“It wasn’t a reboot as far as trying to be different from the last regime,” Gannon said. “It was more of ‘Hey, we’re deciding that this is what we have to do on a daily basis to win games and this is how we’re going to operate.’ That’s it. If that’s a culture shock, or they’re more accountable, or more disciplined, or we’re more honest with them, or there’s more communication, or we’re willing to call guys out — it’s [a message] of, ‘Do we understand that this is what we’ve got to do to try to win games? OK, yes. So when it’s not right, here’s what we have to fix. And when it is right, you’ll see this is what we’re talking about.’ It’s nothing more than that.”
One word new Cardinals GM would like to see from Murray
So what will that mean for Murray? Neither Gannon or Ossenfort is putting much specific on it. But it’s worth noting that Gannon spent three years as an NFL personnel evaluator early in his career, so his study of Murray is going to come from more than just the vantage of a former defensive coordinator. He’s going to expect Murray to showcase leadership and command of his huddle, as well as a penchant for quick decision making. When Gannon talks about the quarterbacks he values most, those are the points he hammers home.
“The quarterbacks that are the best players, they play so fast,” Gannon said. “They make decisions so fast. They don’t put the ball in harm’s way. It’s ‘Here’s what the defense gave me, here’s what I’m supposed to do, here’s where the ball is going.’ That’s what I mean by fast. That example I just gave you, that’s Tom Brady in a nutshell. He’s saying ‘OK, I’m good with that checkdown versus that route, versus this call.’ It’s so fast. It’s just a whole different game. That’s what I want the quarterbacks to be about. Play fast.”

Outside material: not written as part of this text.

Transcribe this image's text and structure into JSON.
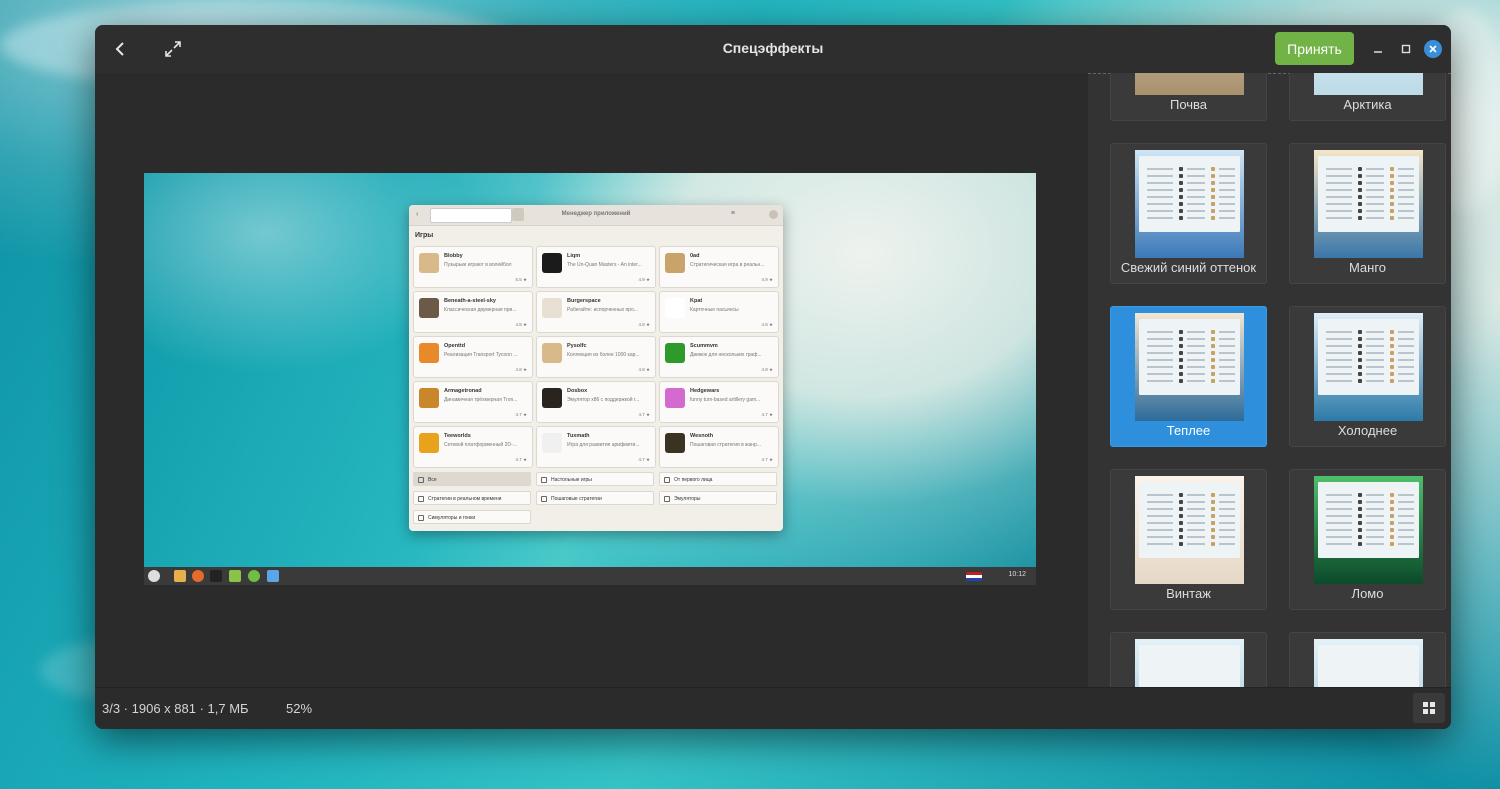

“[Measuring Kyler], that’s a big gray area, but I think one word I’d like to see is growth,” Ossenfort said. “I think growth can come in many forms for all of us. Obviously growth from a getting healthy standpoint. … Kyler, right now, that’s all he can do — focus on routine and the mental side of it and meetings. I think he’s passed those tests with flying colors right now. He’s been locked in and engaged, certainly with rehab, but also with meetings and the walkthroughs.”
Of course, that expected growth will be measured beyond quarterback. But it will require some patience from ownership and the fanbase. Both Ossennfort and Gannon are believers in a more traditional build, turning over the roster with draft classes and building a talented and reliable core that will be manned by players three, four and five years down the line. For those counting at home, that means at least a few more draft classes and some modest free agency accentuation before this regime feels like it will have a roster that is truly homegrown.
The bottom line? Regardless of what happens at the quarterback spot, this is never going to be a shake-and-bake situation where high draft picks are traded away for veteran starters and splashy free agent signings are made to microwave a Super Bowl window. What Ossenfort and Gannon want is the decades-long consistency of a front office and coach tandem that mirrors the franchises in Seattle, Baltimore, Pittsburgh and a handful of others.
“That’s what I came in pitching,” Ossenfort said. “That’s how I was raised. That’s how I see the most successful programs of the last 20 years. It’s been continuity of system, continuity of beliefs.”
Not to mention continuity of quarterback, which might ultimately be what makes or breaks the 2023 season and well beyond it.